From the first record to the last, write each one out again exactly.

[Component data from apps and pages]
* * *
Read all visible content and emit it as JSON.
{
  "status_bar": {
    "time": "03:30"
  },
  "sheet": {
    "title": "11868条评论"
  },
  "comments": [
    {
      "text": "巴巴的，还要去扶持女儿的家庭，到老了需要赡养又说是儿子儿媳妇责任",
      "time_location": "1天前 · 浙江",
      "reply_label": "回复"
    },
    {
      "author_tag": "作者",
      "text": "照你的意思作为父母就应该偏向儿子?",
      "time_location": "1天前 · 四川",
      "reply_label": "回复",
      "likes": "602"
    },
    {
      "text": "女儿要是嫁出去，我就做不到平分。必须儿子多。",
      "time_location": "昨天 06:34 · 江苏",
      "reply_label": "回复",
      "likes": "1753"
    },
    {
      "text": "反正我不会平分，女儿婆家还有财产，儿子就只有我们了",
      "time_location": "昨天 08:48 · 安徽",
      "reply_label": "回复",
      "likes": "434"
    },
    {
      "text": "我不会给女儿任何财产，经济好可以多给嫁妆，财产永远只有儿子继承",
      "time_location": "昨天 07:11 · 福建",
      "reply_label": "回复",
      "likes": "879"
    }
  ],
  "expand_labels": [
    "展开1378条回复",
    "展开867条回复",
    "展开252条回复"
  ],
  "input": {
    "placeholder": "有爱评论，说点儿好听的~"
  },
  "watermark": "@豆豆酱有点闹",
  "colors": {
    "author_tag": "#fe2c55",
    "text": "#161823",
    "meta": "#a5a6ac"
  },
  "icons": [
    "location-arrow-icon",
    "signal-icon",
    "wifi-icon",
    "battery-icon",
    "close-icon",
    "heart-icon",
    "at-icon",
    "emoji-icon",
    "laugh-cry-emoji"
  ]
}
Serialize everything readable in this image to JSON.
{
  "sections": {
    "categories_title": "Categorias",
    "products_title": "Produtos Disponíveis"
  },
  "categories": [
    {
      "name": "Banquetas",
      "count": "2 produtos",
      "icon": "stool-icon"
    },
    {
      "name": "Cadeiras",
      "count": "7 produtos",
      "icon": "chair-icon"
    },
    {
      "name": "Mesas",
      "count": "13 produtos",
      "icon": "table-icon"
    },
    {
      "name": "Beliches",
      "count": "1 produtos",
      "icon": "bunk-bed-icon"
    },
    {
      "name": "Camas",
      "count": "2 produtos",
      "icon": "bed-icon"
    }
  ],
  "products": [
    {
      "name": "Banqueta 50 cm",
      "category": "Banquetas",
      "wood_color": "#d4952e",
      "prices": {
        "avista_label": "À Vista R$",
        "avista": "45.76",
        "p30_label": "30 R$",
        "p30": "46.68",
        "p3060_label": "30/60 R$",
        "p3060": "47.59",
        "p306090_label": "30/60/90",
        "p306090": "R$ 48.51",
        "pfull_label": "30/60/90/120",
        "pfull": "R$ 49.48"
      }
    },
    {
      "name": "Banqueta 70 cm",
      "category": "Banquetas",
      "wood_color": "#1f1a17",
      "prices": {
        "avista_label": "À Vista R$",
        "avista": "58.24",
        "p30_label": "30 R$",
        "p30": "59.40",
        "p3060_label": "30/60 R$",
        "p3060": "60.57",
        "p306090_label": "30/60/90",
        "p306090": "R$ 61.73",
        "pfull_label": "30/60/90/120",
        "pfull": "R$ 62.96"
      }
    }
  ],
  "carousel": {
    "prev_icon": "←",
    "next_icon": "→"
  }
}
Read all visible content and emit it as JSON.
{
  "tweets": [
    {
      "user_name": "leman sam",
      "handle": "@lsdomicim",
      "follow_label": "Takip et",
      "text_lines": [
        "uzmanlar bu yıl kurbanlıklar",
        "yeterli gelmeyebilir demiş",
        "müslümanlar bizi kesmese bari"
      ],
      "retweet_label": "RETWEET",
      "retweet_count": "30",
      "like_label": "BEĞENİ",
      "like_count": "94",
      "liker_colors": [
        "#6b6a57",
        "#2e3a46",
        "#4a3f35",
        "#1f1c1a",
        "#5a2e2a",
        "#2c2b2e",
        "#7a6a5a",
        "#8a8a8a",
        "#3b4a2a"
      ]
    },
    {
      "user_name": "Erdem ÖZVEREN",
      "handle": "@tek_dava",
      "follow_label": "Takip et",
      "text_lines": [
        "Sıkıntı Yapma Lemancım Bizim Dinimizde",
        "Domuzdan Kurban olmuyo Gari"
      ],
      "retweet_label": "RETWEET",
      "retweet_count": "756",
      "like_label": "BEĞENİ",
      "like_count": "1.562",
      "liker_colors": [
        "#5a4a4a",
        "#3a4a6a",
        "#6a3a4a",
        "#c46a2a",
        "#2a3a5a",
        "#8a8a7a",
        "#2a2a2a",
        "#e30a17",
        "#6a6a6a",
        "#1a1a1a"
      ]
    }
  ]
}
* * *
* _Solution for this exercise_:
Read all visible content and emit it as JSON.
{
  "status_bar": {
    "time": "03:30"
  },
  "sheet": {
    "title": "11868条评论"
  },
  "comments": [
    {
      "text": "巴巴的，还要去扶持女儿的家庭，到老了需要赡养又说是儿子儿媳妇责任",
      "time_location": "1天前 · 浙江",
      "reply_label": "回复"
    },
    {
      "author_tag": "作者",
      "text": "照你的意思作为父母就应该偏向儿子?",
      "time_location": "1天前 · 四川",
      "reply_label": "回复",
      "likes": "602"
    },
    {
      "text": "女儿要是嫁出去，我就做不到平分。必须儿子多。",
      "time_location": "昨天 06:34 · 江苏",
      "reply_label": "回复",
      "likes": "1753"
    },
    {
      "text": "反正我不会平分，女儿婆家还有财产，儿子就只有我们了",
      "time_location": "昨天 08:48 · 安徽",
      "reply_label": "回复",
      "likes": "434"
    },
    {
      "text": "我不会给女儿任何财产，经济好可以多给嫁妆，财产永远只有儿子继承",
      "time_location": "昨天 07:11 · 福建",
      "reply_label": "回复",
      "likes": "879"
    }
  ],
  "expand_labels": [
    "展开1378条回复",
    "展开867条回复",
    "展开252条回复"
  ],
  "input": {
    "placeholder": "有爱评论，说点儿好听的~"
  },
  "watermark": "@豆豆酱有点闹",
  "colors": {
    "author_tag": "#fe2c55",
    "text": "#161823",
    "meta": "#a5a6ac"
  },
  "icons": [
    "location-arrow-icon",
    "signal-icon",
    "wifi-icon",
    "battery-icon",
    "close-icon",
    "heart-icon",
    "at-icon",
    "emoji-icon",
    "laugh-cry-emoji"
  ]
}
Serialize everything readable in this image to JSON.
{
  "sections": {
    "categories_title": "Categorias",
    "products_title": "Produtos Disponíveis"
  },
  "categories": [
    {
      "name": "Banquetas",
      "count": "2 produtos",
      "icon": "stool-icon"
    },
    {
      "name": "Cadeiras",
      "count": "7 produtos",
      "icon": "chair-icon"
    },
    {
      "name": "Mesas",
      "count": "13 produtos",
      "icon": "table-icon"
    },
    {
      "name": "Beliches",
      "count": "1 produtos",
      "icon": "bunk-bed-icon"
    },
    {
      "name": "Camas",
      "count": "2 produtos",
      "icon": "bed-icon"
    }
  ],
  "products": [
    {
      "name": "Banqueta 50 cm",
      "category": "Banquetas",
      "wood_color": "#d4952e",
      "prices": {
        "avista_label": "À Vista R$",
        "avista": "45.76",
        "p30_label": "30 R$",
        "p30": "46.68",
        "p3060_label": "30/60 R$",
        "p3060": "47.59",
        "p306090_label": "30/60/90",
        "p306090": "R$ 48.51",
        "pfull_label": "30/60/90/120",
        "pfull": "R$ 49.48"
      }
    },
    {
      "name": "Banqueta 70 cm",
      "category": "Banquetas",
      "wood_color": "#1f1a17",
      "prices": {
        "avista_label": "À Vista R$",
        "avista": "58.24",
        "p30_label": "30 R$",
        "p30": "59.40",
        "p3060_label": "30/60 R$",
        "p3060": "60.57",
        "p306090_label": "30/60/90",
        "p306090": "R$ 61.73",
        "pfull_label": "30/60/90/120",
        "pfull": "R$ 62.96"
      }
    }
  ],
  "carousel": {
    "prev_icon": "←",
    "next_icon": "→"
  }
}
Read all visible content and emit it as JSON.
{
  "tweets": [
    {
      "user_name": "leman sam",
      "handle": "@lsdomicim",
      "follow_label": "Takip et",
      "text_lines": [
        "uzmanlar bu yıl kurbanlıklar",
        "yeterli gelmeyebilir demiş",
        "müslümanlar bizi kesmese bari"
      ],
      "retweet_label": "RETWEET",
      "retweet_count": "30",
      "like_label": "BEĞENİ",
      "like_count": "94",
      "liker_colors": [
        "#6b6a57",
        "#2e3a46",
        "#4a3f35",
        "#1f1c1a",
        "#5a2e2a",
        "#2c2b2e",
        "#7a6a5a",
        "#8a8a8a",
        "#3b4a2a"
      ]
    },
    {
      "user_name": "Erdem ÖZVEREN",
      "handle": "@tek_dava",
      "follow_label": "Takip et",
      "text_lines": [
        "Sıkıntı Yapma Lemancım Bizim Dinimizde",
        "Domuzdan Kurban olmuyo Gari"
      ],
      "retweet_label": "RETWEET",
      "retweet_count": "756",
      "like_label": "BEĞENİ",
      "like_count": "1.562",
      "liker_colors": [
        "#5a4a4a",
        "#3a4a6a",
        "#6a3a4a",
        "#c46a2a",
        "#2a3a5a",
        "#8a8a7a",
        "#2a2a2a",
        "#e30a17",
        "#6a6a6a",
        "#1a1a1a"
      ]
    }
  ]
}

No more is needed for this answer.